As a further example, Hollnagel, BCI, and others falsely represented to prospective investors and actual investors in two BCI-managed investment groups, as well as to Hyatt Johnson Capital and its customers, that their combined funds of more than $5 million would be, and had been, used to acquire an ownership interest in aircraft on lease to U.S. Airways that BCI had acquired in the spring of 2005. The defendants knew, however, that the lender that had financed the acquisition of the aircraft had prohibited any ownership interests by outside investors without the lender’s approval, which was never sought nor granted.
After the SEC filed its civil enforcement action against Hollnagel and others in 2007, SEC v. Hollnagel, et al. [07 CV 4538 (N.D. Ill.)], Hollnagel and BCI created false documents and provided them to the SEC in response to a court order.

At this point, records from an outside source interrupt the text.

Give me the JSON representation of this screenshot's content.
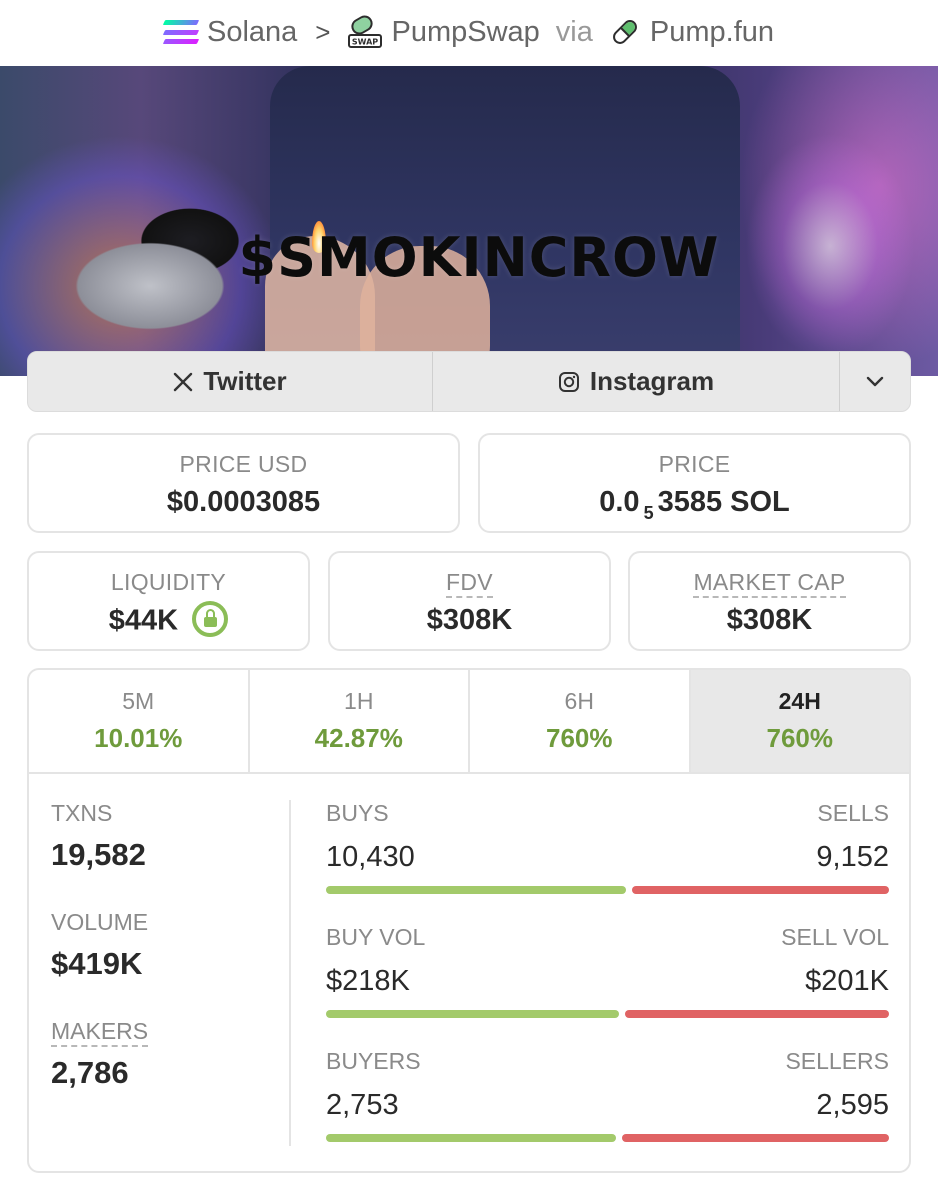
{
  "breadcrumb": {
    "chain": "Solana",
    "separator": ">",
    "dex": "PumpSwap",
    "via": "via",
    "launchpad": "Pump.fun",
    "swap_badge": "SWAP"
  },
  "banner": {
    "title": "$SMOKINCROW"
  },
  "social": {
    "twitter": "Twitter",
    "instagram": "Instagram"
  },
  "price_usd": {
    "label": "PRICE USD",
    "value": "$0.0003085"
  },
  "price": {
    "label": "PRICE",
    "prefix": "0.0",
    "zeros": "5",
    "suffix": "3585 SOL"
  },
  "liquidity": {
    "label": "LIQUIDITY",
    "value": "$44K"
  },
  "fdv": {
    "label": "FDV",
    "value": "$308K"
  },
  "market_cap": {
    "label": "MARKET CAP",
    "value": "$308K"
  },
  "tabs": [
    {
      "label": "5M",
      "value": "10.01%"
    },
    {
      "label": "1H",
      "value": "42.87%"
    },
    {
      "label": "6H",
      "value": "760%"
    },
    {
      "label": "24H",
      "value": "760%",
      "active": true
    }
  ],
  "metrics": {
    "txns": {
      "label": "TXNS",
      "value": "19,582"
    },
    "volume": {
      "label": "VOLUME",
      "value": "$419K"
    },
    "makers": {
      "label": "MAKERS",
      "value": "2,786"
    }
  },
  "splits": [
    {
      "left_label": "BUYS",
      "right_label": "SELLS",
      "left_value": "10,430",
      "right_value": "9,152",
      "left_share": 0.533
    },
    {
      "left_label": "BUY VOL",
      "right_label": "SELL VOL",
      "left_value": "$218K",
      "right_value": "$201K",
      "left_share": 0.52
    },
    {
      "left_label": "BUYERS",
      "right_label": "SELLERS",
      "left_value": "2,753",
      "right_value": "2,595",
      "left_share": 0.515
    }
  ],
  "colors": {
    "positive": "#6f9b3c",
    "buy_bar": "#a3ca6b",
    "sell_bar": "#e06364"
  }
}
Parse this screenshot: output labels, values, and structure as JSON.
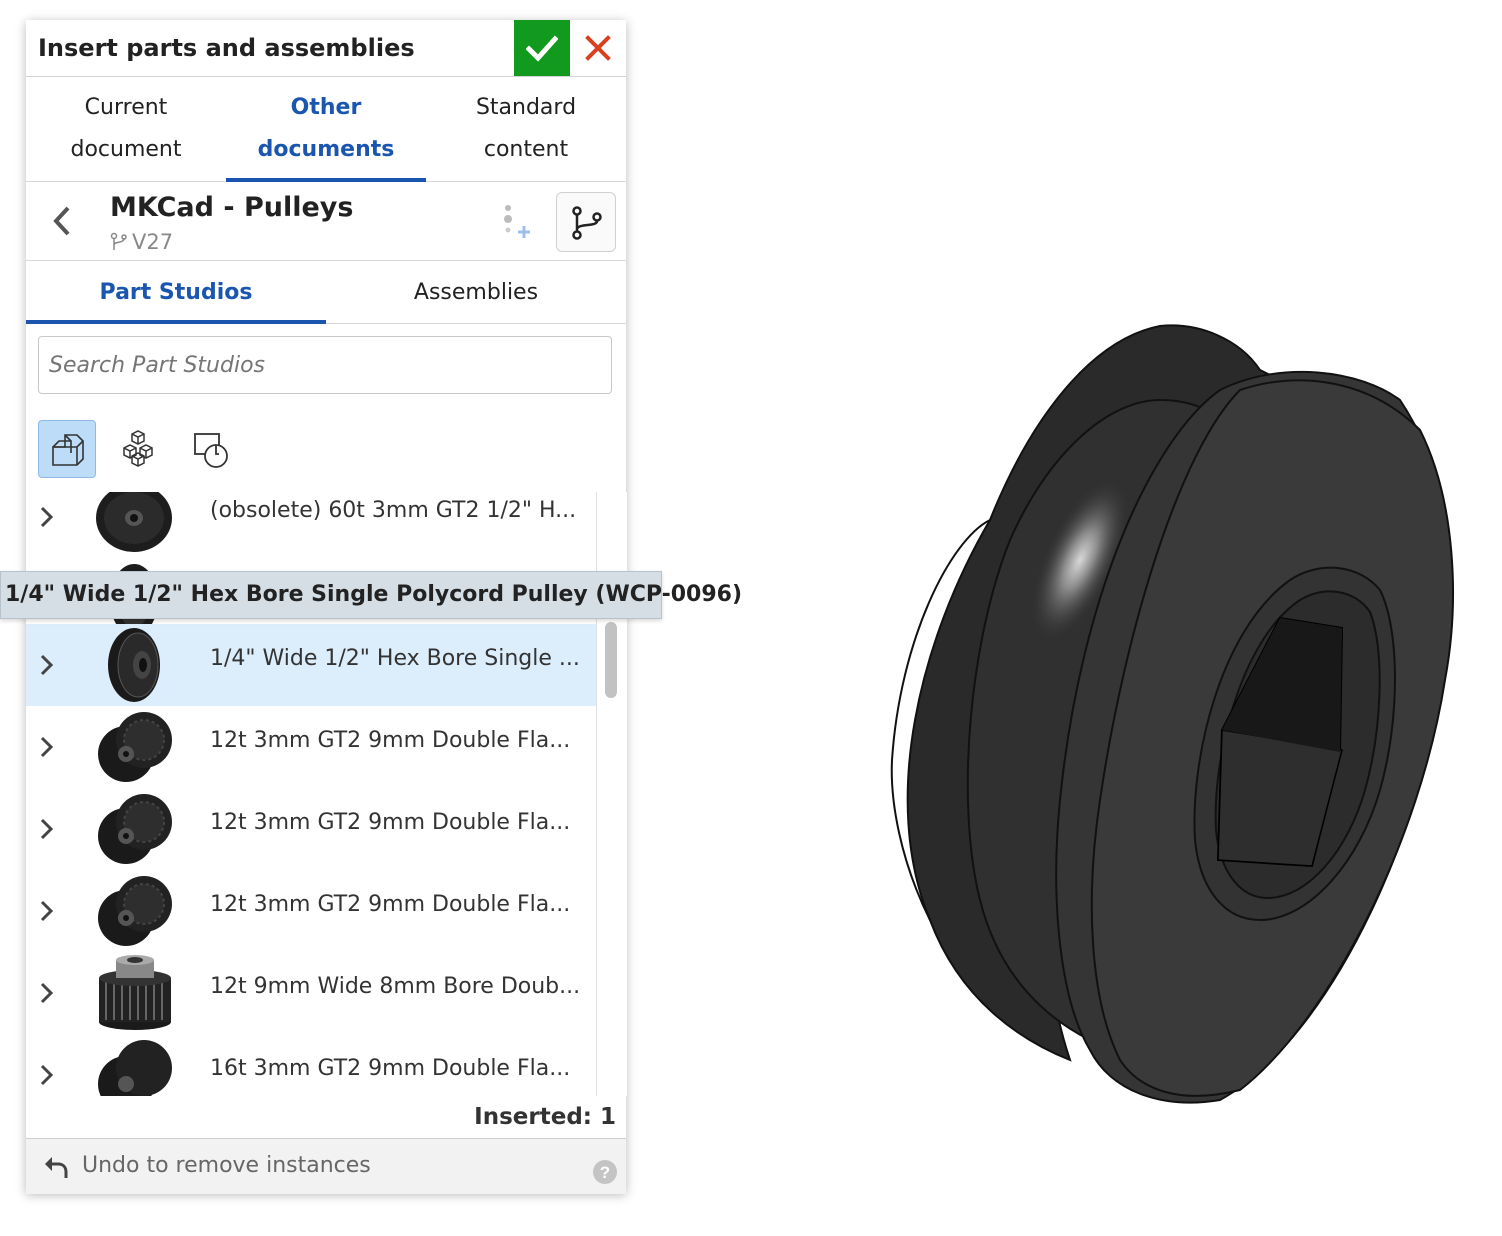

The government is being represented by Assistant U.S. Attorneys Kenneth Yeadon, Clifford Histed and William Hogan.
The verdict was announced by Patrick J. Fitzgerald, United States Attorney for the Northern District of Illinois; Robert D. Grant, special agent in charge of the Chicago Office of the Federal Bureau of Investigation; and Alvin Patton, special agent in charge of the Internal Revenue Service, Criminal Investigation Division in Chicago. The SEC cooperated with the investigation, which falls under the umbrella of the Financial Fraud Enforcement Task Force.
The Financial Fraud Enforcement Task Force includes representatives from a broad range of federal agencies, regulatory authorities, inspectors general, and state and local law enforcement who, working together, bring to bear a powerful array of criminal and civil enforcement resources. The task force is working to improve efforts across the federal executive branch, and with state and local partners, to investigate and prosecute significant financial crimes, ensure just and effective punishment for those who perpetrate financial crimes, combat discrimination in the lending and financial markets, and recover proceeds for victims of financial crimes. For more information on the task force, visit: www.StopFraud.gov.